After Iserlohn and Lovas the exhibition was hosted by the Union of Croatians in Romania, an association led by Member of Romanian Parliament Giureci-Slobodan Ghera
Croatia’s traditional culture is known of around the world for its diversity and distinct character. This is all the more so when it comes to the communities in Croatian minority enclaves. If one were to highlight a particular enclave that was especially noteworthy for its abundance of colour and the uniqueness of its culture and traditions we would not err when pointing to the Croatians of Karaševo (Carașova) in Romania.
This ancient community, which has its roots deep in the medieval period, possesses both this very appealing distinctness and has, in spite of the passage of time, preserved a living awareness of its origins and identity. Thus, every meeting with the Croatians of Carașova is particularly inspiring.
This community demonstrates its vitality through numerous events and happenings. One of these is an exhibition of works selected in the Duga (“Rainbow”) art and literary contest for children. This exhibition is the fruit of many years of engagement on the part of Ankica and Ante Karačić. These two natives of the eastern Croatian town of Ilok now living in the German city of Iserlohn have organised for the nineteenth time an international art and literary contest that has drawn the attention of young and creative people from Croatia and abroad. This year’s contest has seen 1,280 works submitted from seven countries. Works inspired by the rainbow were submitted by children from schools in Croatia and Bosnia-Herzegovina, from our ethnic enclaves in Romania, Serbia, Hungary and Austria, and those now living in Germany.
The spacious and modern premises of the Union of Croatians in Romania was the scene of the opening of the exhibition on the 12th of April. On hand for the event were Croatian ambassador to Romania Davor Vidoš, deputy Croatian Heritage Foundation director Ivan Tepeš, the mayor of Carașova municipality Petar Bogdan, the mayor of Lovas municipality in Croatia Tanja Cirba, and representatives of Romanian education authorities and institutions. Those on hand for the opening were taken by the ingenuity, diversity of techniques and at times exceptional maturity of the exhibited works. The hosts were particularly delighted that several of the prizes awarded were received by children from the Carașova region. They were presented commendations at this event.
Ankica Karačić, herself an artist, staged an art workshop for the Carașova children that further demonstrated the high level of creativity among the pupils in this community.

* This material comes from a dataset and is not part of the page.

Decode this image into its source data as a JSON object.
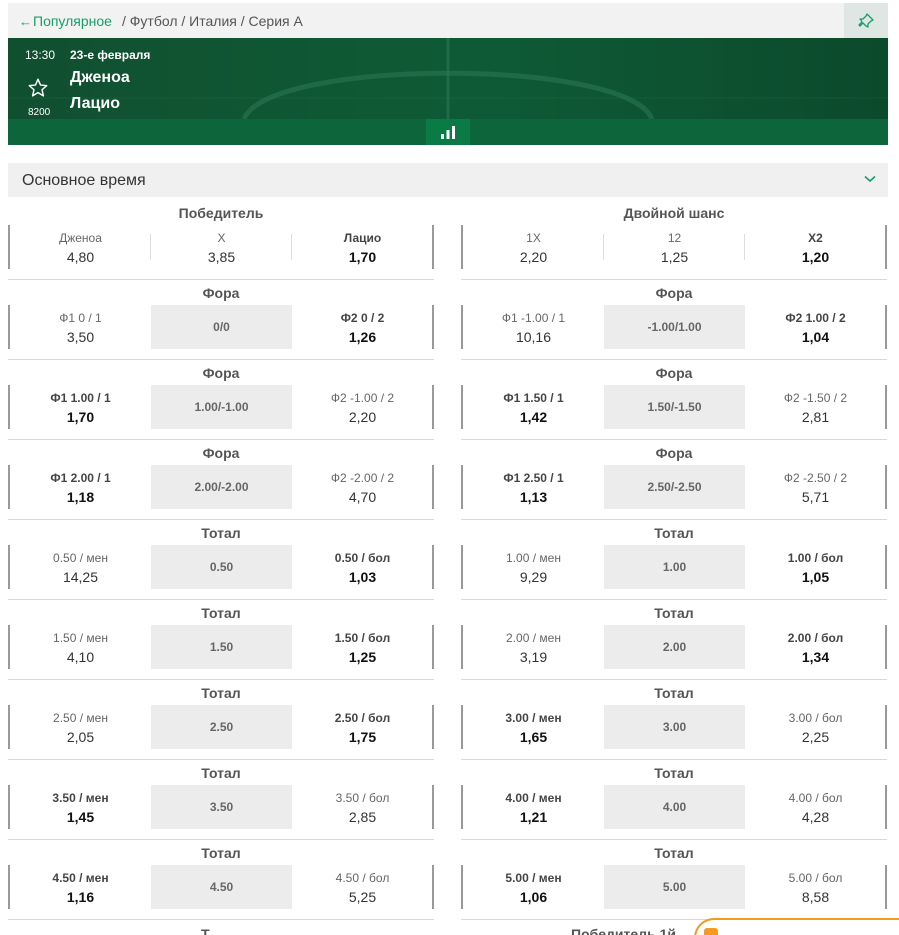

The Croatian enclave in Romania enjoys exemplary status recognition. It has its own education and culture infrastructure, but this has by no means shielded it from new and demanding challenges. Traditional culture—so alive and, apparently, indestructible only some twenty years ago—is quickly losing ground to rapid modernisation and the influence of the ethnic majority. Songs, round dances, music, folk costumes and a centuries-long architectural heritage are disappearing, literally overnight. This has seen an initiative, now in the construction phase, to build a museum in this region dedicated to the centuries-old heritage of the Carașova Croats. This relatively small community will, however, be hard put to it to hold on to its rich traditions without the support of experts and institutions in Croatia.
The Romanian Banat and especially the area around the city of Ričica (Reşiţa) was hard hit by the economic disruption that followed in the wake of the societal transition of 1989. For centuries the region prospered from mining and the production and processing of metals. These industries all came to a grinding halt in the 1990s. This rapid decline saw thousands of jobs disappear, with no new workplaces created. As a result, the local population, irrespective of its ethnicity, is moving to more developed European countries, Austria and Germany in particular, at a rapid pace. Already small and fragile communities like the Croatian enclave are particularly sensitive to these processes. The people of the Carașova region, as a result of the moving abroad of the younger, more fertile population, is aging and seeing fewer births, which threatens the viability of Croatian language schooling, in particular the bilingual Croatian/Romanian secondary school in Carașova.
This by no means puts the Carașova area out of the bounds of developmental opportunities. The city stands at the entrance to the national park of the Karaš (Caraș) River Gorge and Mount Semenic. It is also home to Comarnic, the longest cave in Europe, archaeological sites, the remains of the old town of Carașova, countless creeks, waterfalls, and woods. The great tourism potential, along with a revived agricultural base, fruit growing in particular, could be the basis for the region’s future. The Union of Croatians association has foreseen accommodation capacities in Carașova and Jabalče (Iabalcea) at their various premises and culture centres. This makes the area of interest to all visitors, especially those from Croatia.
Our visit to the Carașova region was marked by sombre and rainy weather. In spite of the overcast skies we did see a rainbow—not only on the artwork produced by the children, but also rising above the future of the Carașova Croats.
By: Marin Knezović